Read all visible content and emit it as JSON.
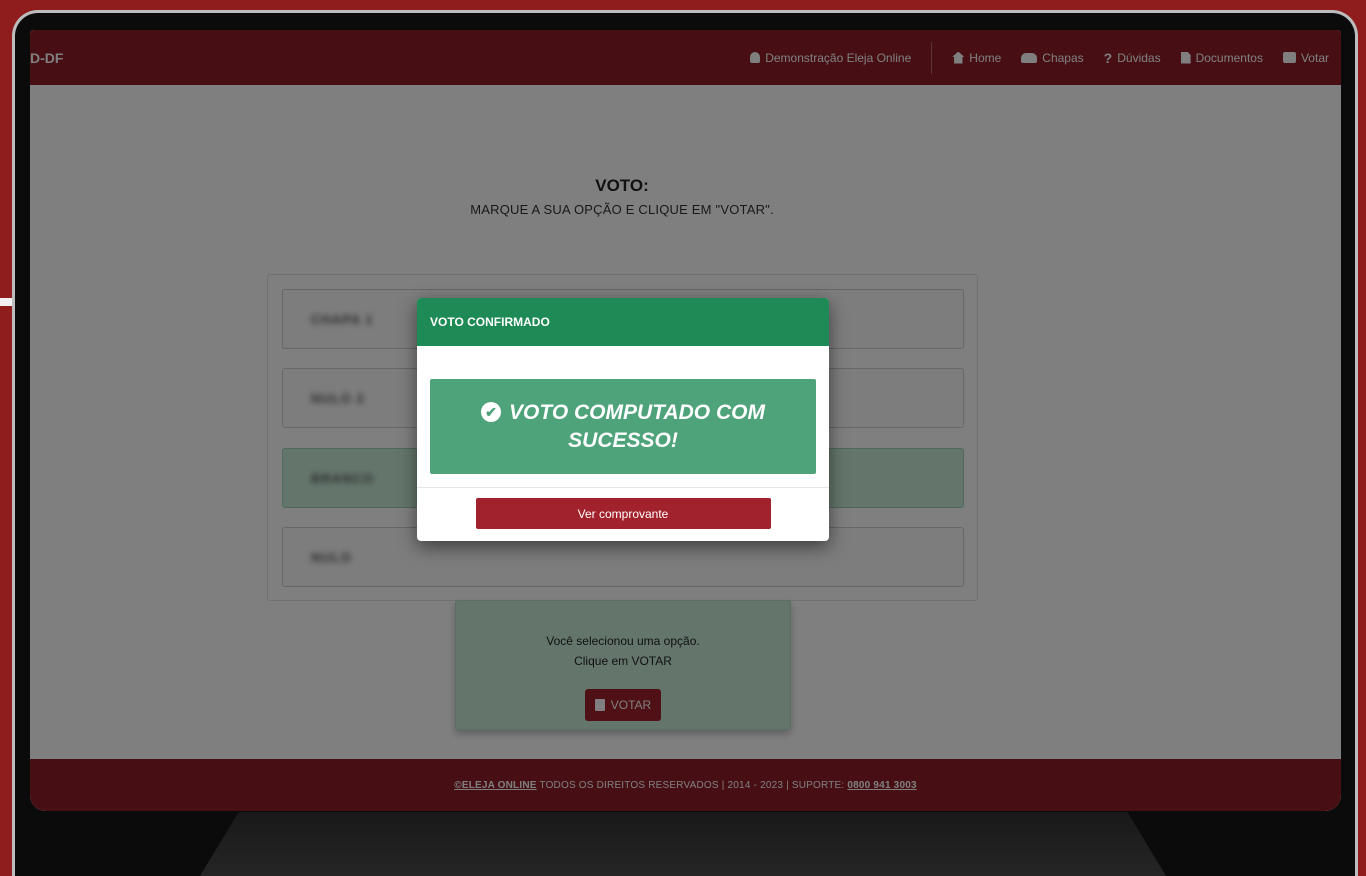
{
  "nav": {
    "brand": "D-DF",
    "user": "Demonstração Eleja Online",
    "items": [
      {
        "label": "Home",
        "icon": "home-icon"
      },
      {
        "label": "Chapas",
        "icon": "group-icon"
      },
      {
        "label": "Dúvidas",
        "icon": "question-icon"
      },
      {
        "label": "Documentos",
        "icon": "document-icon"
      },
      {
        "label": "Votar",
        "icon": "print-icon"
      }
    ]
  },
  "vote": {
    "title": "VOTO:",
    "instruction": "MARQUE A SUA OPÇÃO E CLIQUE EM \"VOTAR\".",
    "options": [
      {
        "label": "CHAPA 1",
        "selected": false
      },
      {
        "label": "NULO 2",
        "selected": false
      },
      {
        "label": "BRANCO",
        "selected": true
      },
      {
        "label": "NULO",
        "selected": false
      }
    ]
  },
  "confirm": {
    "line1": "Você selecionou uma opção.",
    "line2": "Clique em VOTAR",
    "button": "VOTAR"
  },
  "footer": {
    "brand": "©ELEJA ONLINE",
    "text": " TODOS OS DIREITOS RESERVADOS | 2014 - 2023 | SUPORTE: ",
    "phone": "0800 941 3003"
  },
  "modal": {
    "title": "VOTO CONFIRMADO",
    "message": "VOTO COMPUTADO COM SUCESSO!",
    "button": "Ver comprovante"
  },
  "colors": {
    "brand_red": "#8e1f28",
    "success_green": "#1e8a55",
    "banner_green": "#4ea37b",
    "background": "#8f1d1d"
  }
}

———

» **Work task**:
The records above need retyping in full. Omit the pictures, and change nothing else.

» **Solved problem**:
Read all visible content and emit it as JSON.
{
  "nav": {
    "brand": "D-DF",
    "user": "Demonstração Eleja Online",
    "items": [
      {
        "label": "Home",
        "icon": "home-icon"
      },
      {
        "label": "Chapas",
        "icon": "group-icon"
      },
      {
        "label": "Dúvidas",
        "icon": "question-icon"
      },
      {
        "label": "Documentos",
        "icon": "document-icon"
      },
      {
        "label": "Votar",
        "icon": "print-icon"
      }
    ]
  },
  "vote": {
    "title": "VOTO:",
    "instruction": "MARQUE A SUA OPÇÃO E CLIQUE EM \"VOTAR\".",
    "options": [
      {
        "label": "CHAPA 1",
        "selected": false
      },
      {
        "label": "NULO 2",
        "selected": false
      },
      {
        "label": "BRANCO",
        "selected": true
      },
      {
        "label": "NULO",
        "selected": false
      }
    ]
  },
  "confirm": {
    "line1": "Você selecionou uma opção.",
    "line2": "Clique em VOTAR",
    "button": "VOTAR"
  },
  "footer": {
    "brand": "©ELEJA ONLINE",
    "text": " TODOS OS DIREITOS RESERVADOS | 2014 - 2023 | SUPORTE: ",
    "phone": "0800 941 3003"
  },
  "modal": {
    "title": "VOTO CONFIRMADO",
    "message": "VOTO COMPUTADO COM SUCESSO!",
    "button": "Ver comprovante"
  },
  "colors": {
    "brand_red": "#8e1f28",
    "success_green": "#1e8a55",
    "banner_green": "#4ea37b",
    "background": "#8f1d1d"
  }
}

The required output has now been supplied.